    Now, I love summer. LOVE it, love it only slightly less than I love my children love it. The promise of summer has gotten me through 17 freezing, gray winters and 17 frigid, wet springs in Illinois. Although I adore summer, my brain takes a hit this time of year. My thinking’s more muddled than usual, senses duller. And, lord, am I forgetful. Monday I missed an appointment. Next night — after thumping the Suburban — I met a new parent at my son’s baseball game. Once she said her kid’s name, I remembered I had forgotten to RSVP for his bar mitzvah party. When I mentioned it, she explained the party had already taken place.
    Oops. Oh, well.
    Maybe it’s biological, seasonal, the blessed heat slowing everything down, my brain included. And, let’s be honest, the children bear partial blame, or at least I suspect there’s a connection to my feeling flummoxed and their being around more. I hate to jinx us, but two weeks in, we’re having a pretty rocking time: swimming, friends, basketball, soccer, epic Nerf gun battles, gallons of of ice cream, later bedtimes. Still, they’re here. A lot.
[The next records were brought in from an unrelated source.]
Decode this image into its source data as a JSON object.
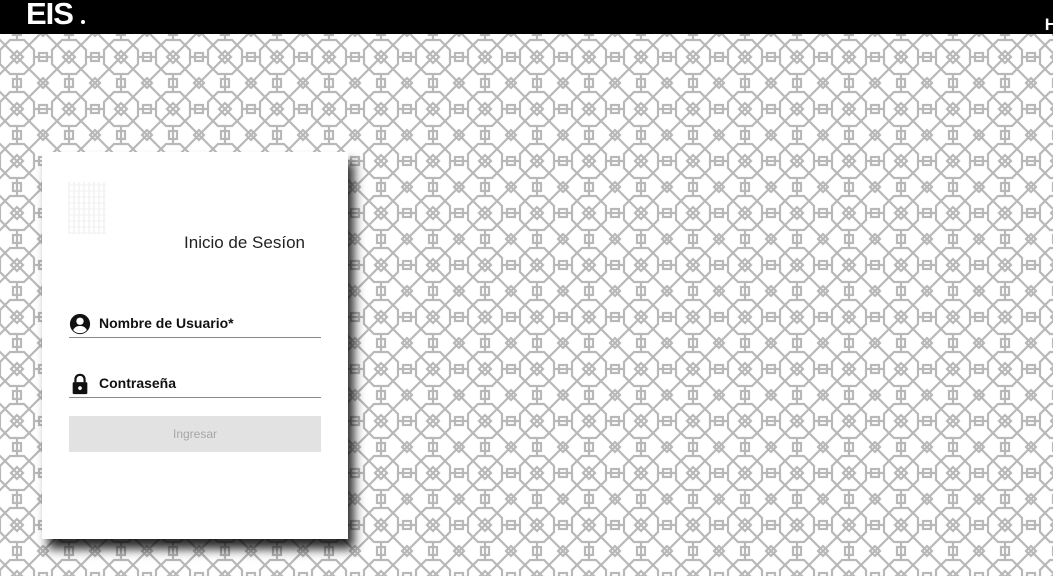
{
  "header": {
    "logo_text": "EIS",
    "right_text": "H"
  },
  "login": {
    "title": "Inicio de Sesíon",
    "username": {
      "label": "Nombre de Usuario*",
      "icon": "account-circle-icon",
      "value": ""
    },
    "password": {
      "label": "Contraseña",
      "icon": "lock-icon",
      "value": ""
    },
    "submit_label": "Ingresar",
    "submit_disabled": true
  },
  "colors": {
    "topbar": "#000000",
    "pattern_line": "#b8b8b8",
    "button_bg": "#e2e2e2",
    "button_text": "#a6a6a6"
  }
}
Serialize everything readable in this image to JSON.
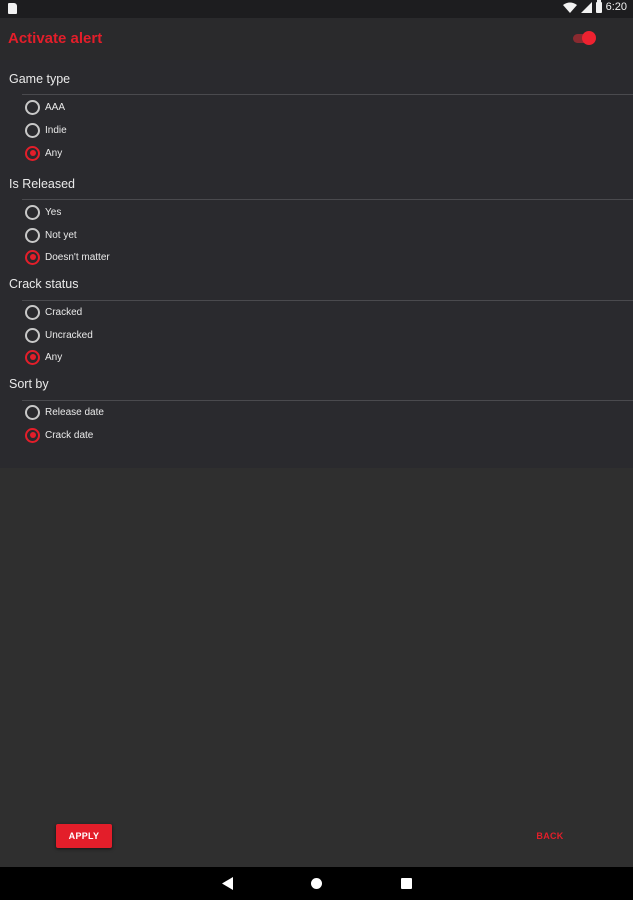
{
  "status_bar": {
    "time": "6:20"
  },
  "app_bar": {
    "title": "Activate alert",
    "toggle_on": true
  },
  "accent_color": "#e31e2a",
  "sections": [
    {
      "title": "Game type",
      "options": [
        {
          "label": "AAA",
          "checked": false
        },
        {
          "label": "Indie",
          "checked": false
        },
        {
          "label": "Any",
          "checked": true
        }
      ]
    },
    {
      "title": "Is Released",
      "options": [
        {
          "label": "Yes",
          "checked": false
        },
        {
          "label": "Not yet",
          "checked": false
        },
        {
          "label": "Doesn't matter",
          "checked": true
        }
      ]
    },
    {
      "title": "Crack status",
      "options": [
        {
          "label": "Cracked",
          "checked": false
        },
        {
          "label": "Uncracked",
          "checked": false
        },
        {
          "label": "Any",
          "checked": true
        }
      ]
    },
    {
      "title": "Sort by",
      "options": [
        {
          "label": "Release date",
          "checked": false
        },
        {
          "label": "Crack date",
          "checked": true
        }
      ]
    }
  ],
  "footer": {
    "apply_label": "APPLY",
    "back_label": "BACK"
  },
  "nav": {
    "back_icon": "triangle-back-icon",
    "home_icon": "circle-home-icon",
    "recent_icon": "square-recents-icon"
  }
}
I’m sitting at my desk right now while one’s out back waging Nerf war with his friends and the other two are making a Lego movie. One of their handsome faces could appear in my doorway any moment, or give them time, and a violent argument will erupt over a disputed mini figure. Feeding them, asking them repeatedly to pick up towels and put dishes in the dishwasher, to lock their bikes, wears on a person. I am constantly stopping and starting, switching to something else, answering the door, then back to what I was doing or dropping it entirely — "task switching" is the clinical term. No surprise my thinking’s cloudy and my reaction time blunted.    
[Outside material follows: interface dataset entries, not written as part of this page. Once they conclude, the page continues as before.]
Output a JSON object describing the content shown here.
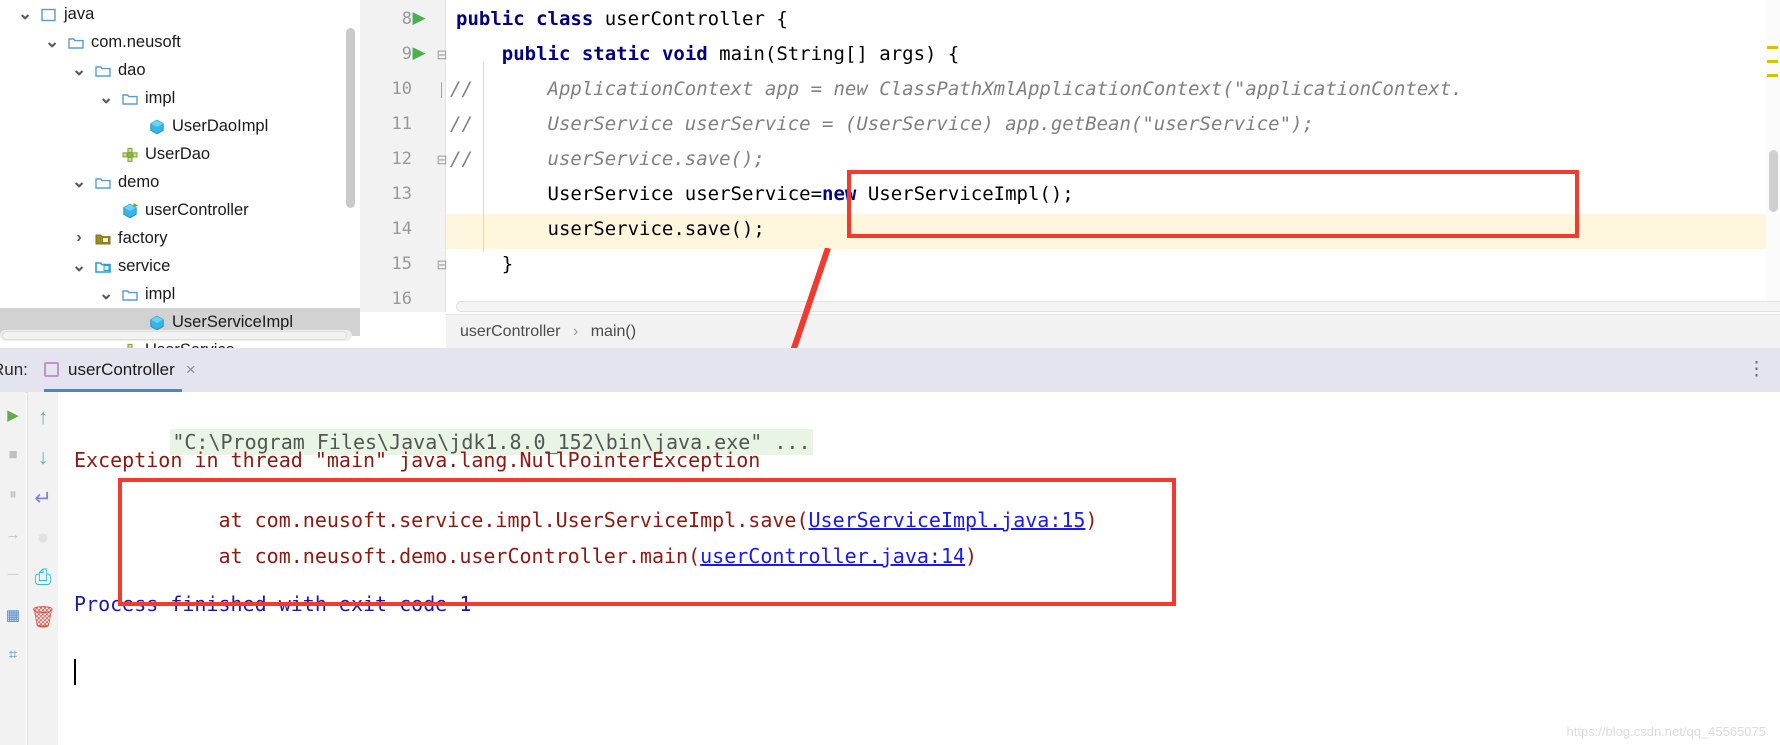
{
  "project_tree": {
    "rows": [
      {
        "label": "java",
        "indent": 0,
        "twisty": "v",
        "icon": "module-icon",
        "selected": false
      },
      {
        "label": "com.neusoft",
        "indent": 1,
        "twisty": "v",
        "icon": "package-folder-icon",
        "selected": false
      },
      {
        "label": "dao",
        "indent": 2,
        "twisty": "v",
        "icon": "package-folder-icon",
        "selected": false
      },
      {
        "label": "impl",
        "indent": 3,
        "twisty": "v",
        "icon": "package-folder-icon",
        "selected": false
      },
      {
        "label": "UserDaoImpl",
        "indent": 4,
        "twisty": "",
        "icon": "java-class-icon",
        "selected": false
      },
      {
        "label": "UserDao",
        "indent": 3,
        "twisty": "",
        "icon": "java-interface-icon",
        "selected": false
      },
      {
        "label": "demo",
        "indent": 2,
        "twisty": "v",
        "icon": "package-folder-icon",
        "selected": false
      },
      {
        "label": "userController",
        "indent": 3,
        "twisty": "",
        "icon": "java-runnable-class-icon",
        "selected": false
      },
      {
        "label": "factory",
        "indent": 2,
        "twisty": ">",
        "icon": "resource-folder-icon",
        "selected": false
      },
      {
        "label": "service",
        "indent": 2,
        "twisty": "v",
        "icon": "source-folder-icon",
        "selected": false
      },
      {
        "label": "impl",
        "indent": 3,
        "twisty": "v",
        "icon": "package-folder-icon",
        "selected": false
      },
      {
        "label": "UserServiceImpl",
        "indent": 4,
        "twisty": "",
        "icon": "java-class-icon",
        "selected": true
      },
      {
        "label": "UserService",
        "indent": 3,
        "twisty": "",
        "icon": "java-interface-icon",
        "selected": false
      }
    ]
  },
  "editor": {
    "lines": [
      {
        "number": "8",
        "runmark": true,
        "fold": "",
        "comment_slashes": "",
        "text": "public class userController {",
        "tokens": [
          {
            "t": "public",
            "c": "kw"
          },
          {
            "t": " ",
            "c": ""
          },
          {
            "t": "class",
            "c": "kw"
          },
          {
            "t": " userController {",
            "c": ""
          }
        ]
      },
      {
        "number": "9",
        "runmark": true,
        "fold": "top",
        "comment_slashes": "",
        "text": "    public static void main(String[] args) {",
        "tokens": [
          {
            "t": "    ",
            "c": ""
          },
          {
            "t": "public",
            "c": "kw"
          },
          {
            "t": " ",
            "c": ""
          },
          {
            "t": "static",
            "c": "kw"
          },
          {
            "t": " ",
            "c": ""
          },
          {
            "t": "void",
            "c": "kw"
          },
          {
            "t": " main(String[] args) {",
            "c": ""
          }
        ]
      },
      {
        "number": "10",
        "runmark": false,
        "fold": "mid",
        "comment_slashes": "//",
        "text": "        ApplicationContext app = new ClassPathXmlApplicationContext(\"applicationContext.",
        "tokens": [
          {
            "t": "        ApplicationContext app = new ClassPathXmlApplicationContext(\"applicationContext.",
            "c": "cmt"
          }
        ]
      },
      {
        "number": "11",
        "runmark": false,
        "fold": "",
        "comment_slashes": "//",
        "text": "        UserService userService = (UserService) app.getBean(\"userService\");",
        "tokens": [
          {
            "t": "        UserService userService = (UserService) app.getBean(\"userService\");",
            "c": "cmt"
          }
        ]
      },
      {
        "number": "12",
        "runmark": false,
        "fold": "bot",
        "comment_slashes": "//",
        "text": "        userService.save();",
        "tokens": [
          {
            "t": "        userService.save();",
            "c": "cmt"
          }
        ]
      },
      {
        "number": "13",
        "runmark": false,
        "fold": "",
        "comment_slashes": "",
        "text": "        UserService userService=new UserServiceImpl();",
        "tokens": [
          {
            "t": "        UserService userService=",
            "c": ""
          },
          {
            "t": "new",
            "c": "kw"
          },
          {
            "t": " UserServiceImpl();",
            "c": ""
          }
        ]
      },
      {
        "number": "14",
        "runmark": false,
        "fold": "",
        "comment_slashes": "",
        "text": "        userService.save();",
        "tokens": [
          {
            "t": "        userService.save();",
            "c": ""
          }
        ]
      },
      {
        "number": "15",
        "runmark": false,
        "fold": "bot2",
        "comment_slashes": "",
        "text": "    }",
        "tokens": [
          {
            "t": "    }",
            "c": ""
          }
        ]
      },
      {
        "number": "16",
        "runmark": false,
        "fold": "",
        "comment_slashes": "",
        "text": "",
        "tokens": [
          {
            "t": "",
            "c": ""
          }
        ]
      }
    ],
    "highlighted_line": "14",
    "breadcrumb": [
      "userController",
      "main()"
    ],
    "breadcrumb_separator": "›"
  },
  "run_tool_window": {
    "title": "Run:",
    "tab_label": "userController",
    "tab_close_glyph": "×",
    "options_glyph": "⋮",
    "toolbar": [
      {
        "name": "rerun-icon",
        "glyph": "▶",
        "color": "#6aa84f"
      },
      {
        "name": "stop-icon",
        "glyph": "■",
        "color": "#c0c0c0"
      },
      {
        "name": "pause-icon",
        "glyph": "⏸",
        "color": "#c0c0c0"
      },
      {
        "name": "resume-icon",
        "glyph": "→",
        "color": "#c0c0c0"
      },
      {
        "name": "separator-icon",
        "glyph": "─",
        "color": "#d0d0d0"
      },
      {
        "name": "layout-icon",
        "glyph": "▦",
        "color": "#4a86c8"
      },
      {
        "name": "settings-icon",
        "glyph": "⌗",
        "color": "#4a86c8"
      }
    ],
    "toolbar2": [
      {
        "name": "scroll-up-icon",
        "glyph": "↑",
        "color": "#5fb3ae"
      },
      {
        "name": "scroll-down-icon",
        "glyph": "↓",
        "color": "#5fb3ae"
      },
      {
        "name": "soft-wrap-icon",
        "glyph": "↵",
        "color": "#7b86d8"
      },
      {
        "name": "circle-icon",
        "glyph": "●",
        "color": "#e2e2e2"
      },
      {
        "name": "print-icon",
        "glyph": "⎙",
        "color": "#2fc0d8"
      },
      {
        "name": "trash-icon",
        "glyph": "🗑",
        "color": "#e4564a"
      }
    ],
    "console": {
      "command_line": "\"C:\\Program Files\\Java\\jdk1.8.0_152\\bin\\java.exe\" ...",
      "exception_header": "Exception in thread \"main\" java.lang.NullPointerException",
      "stack_frames": [
        {
          "prefix": "    at com.neusoft.service.impl.UserServiceImpl.save(",
          "link": "UserServiceImpl.java:15",
          "suffix": ")"
        },
        {
          "prefix": "    at com.neusoft.demo.userController.main(",
          "link": "userController.java:14",
          "suffix": ")"
        }
      ],
      "process_result": "Process finished with exit code 1"
    }
  },
  "annotations": {
    "code_highlight_box_color": "#f23b2f",
    "console_highlight_box_color": "#f23b2f",
    "arrow_color": "#f23b2f"
  },
  "watermark": "https://blog.csdn.net/qq_45565075"
}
   Since I am a wimp, a tap on a bumper is all it takes to remind me I can only handle one thing at a time, that I only really want to be doing one thing at a time, that I am better at whatever I’m doing when I only do one thing at a time.
    It's hard to stop. I’m a time maximizer. I like to get shit done. I constantly switch tasks or perform two or more simultaneously. Even though I feel productive, research proves the inefficiency of this style. Apparently, the divided tasks aren’t performed as well as if they had been performed one at a time. This practice could even be bad for my brain, which could explain my muddled head.
    As an experiment, I’m implementing a new rule this summer: One Thing At A Time.
    I figure it covers and could even replace No Texting On Stairs, which could be translated as Walk Down Stairs ONLY, Then Text ONLY or, more succinctly, One Thing At A Time. Doing only one thing feels a little wussy, indulgent, old-timey and out of fashion, and, despite scholarly consensus, I’m concerned I won’t get as much done. Even still, I’m going to try. If nothing else, the roads around these parts will be safer. I may also find more joy in the sunshine, spontaneity and, gulp, chaos of summer.